|Paul Roof was fired for appearing in this ad.|
(I should add here that Inside Higher Ed does a much better job than the Chronicle of Higher Education in covering Christian colleges and universities. I appreciate their effort of its editorial leadership to take seriously the place of Christian colleges on the landscape of American higher education. What follows has nothing to do with Inside Higher Ed's coverage and everything to do with the issues facing these colleges and universities).
First up is Erskine College in Due West, SC. Erskine is affiliated with the Associate Reformed Presbyterian Church. Some of the school's constituency would like to have a president who is a Presbyterian (though not necessarily a Presbyterian affiliated with the Associate Reformed Presbyterian Church) and others don't seem to care as long as the president is an evangelical. From what I have been able to tell, the college has, in recent years, sought to reclaim its evangelical identity. (This has caused a great deal of controversy).
The Board of Trustees at Erskine recently offered the presidency to a candidate who was a Baptist. This did not go over very well with those who want the college to remain true to a distinctly Presbyterian brand of evangelicalism. They protested and the candidate eventually took his name out of consideration for the job. Scott Jaschik covers it all here.
I know that the bylaws at some church-related colleges and universities require the board to choose a president who represents the institution's denominational identity. For example, Baptist colleges and universities often limit their pool of potential presidential candidates to Baptists. The same is true for many Catholic universities. Recently Davidson College, an elite liberal arts college in North Carolina, decided not to change a college by-law that says the president must be a Presbyterian.
I have no problem with Erskine wanting to stay true to its ecclesiastical roots on this front. But it does seem that the leadership of the college has to make some serious decisions about whether they want to maintain a distinctly Presbyterian identity. If they appeal to a larger evangelical constituency (and hire a non-Presbyterian president who might help them make that appeal) they might attract more students or a larger donor pool. (More on this below).
Next up is Charleston Southern University and what I am calling "BeerCanGate." This Southern Baptist college, which also seems to be working hard at reclaiming (or perhaps sustaining) its Baptist evangelical heritage, recently fired a very popular sociology professor named Paul Roof because he allowed his image, complete with a wildly groomed mustache and beard (see above), to appear on a beer can as part of a charity to raise money for ovarian cancer. The administration claims that Roof violated a university policy that does not allow faculty to participate in business enterprises or use their image in advertising that sheds bad light on the college. Of course beer and Baptists don't mix.
As a private university, Charleston Southern has every right to have rules about faculty with crazy mustaches allowing their images on beer cans.
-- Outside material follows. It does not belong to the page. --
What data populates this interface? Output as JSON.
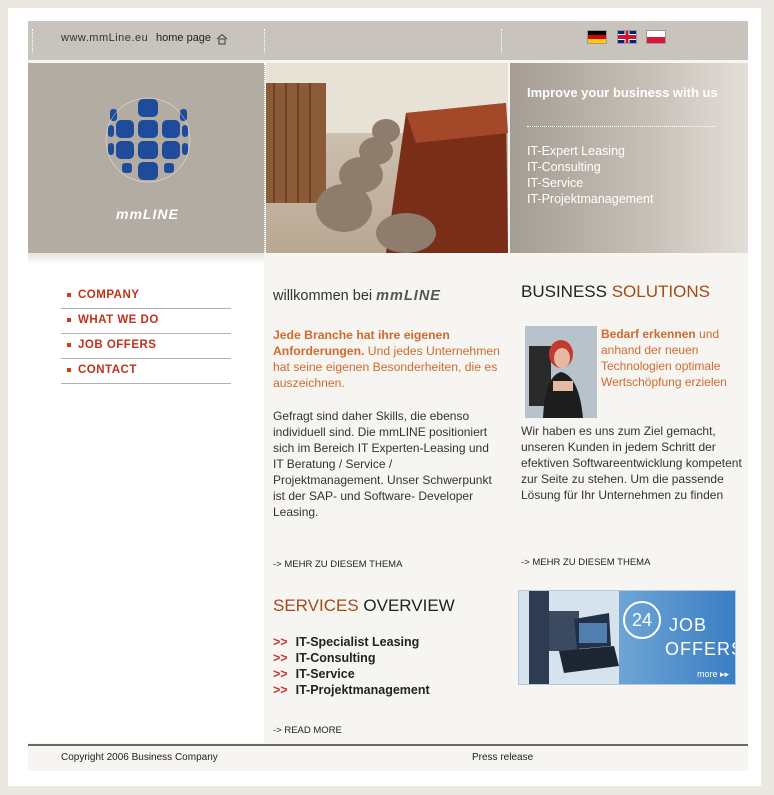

Roof apparently violated a rule here. But does what he did really merit his firing? How about just a slap on the wrist? My hunch is that there is more to the story here. Perhaps someone who knows Charleston Southern University can enlighten us a bit in the comments section below.
Finally, there is the ongoing case of Bryan College. Last month we did a post on student dissent at the college. At the time several people told me that these debates over creation science and strong-armed leadership should be understood in light of the fact that Bryan is facing serious enrollment declines. Now we learn that Bryan just cut 20 positions, stopped contributing to employee retirement, and reduced the salaries of administrators.
What is happening to Bryan is not unusual among Christian colleges today. I won't name names, but I know of many colleges who have been forced to make cuts of this nature. (Some have cut even more than 20 positions). The larger and wealthier Christian colleges will survive these cuts (or have survived them) and will continue to offer first-rate Christian liberal arts education. Other Christian colleges, in order to keep the doors open, will be forced to refashion themselves into institutions focused on online education or continuing education. Some will simply go out of business.
I am guessing that the problems at Erskine and Charleston Southern are also related to enrollment. Both schools are trying to appeal to a larger pool of prospective students. Some folks at Erskine think they can do it by hiring a charismatic president, regardless of his connection to the school's tradition, who might attract students. The administration at Charleston Southern wants to make sure they don't lose the conservative constituency who would frown upon a faculty member's image on a beer can.
I am afraid we will read more about these schools and other Christian institutions of higher education in a forthcoming issue of Inside Higher Ed. Stay tuned. These problems are not going away. The higher education marketplace is changing rapidly and it appears, sadly, that only the strong will survive.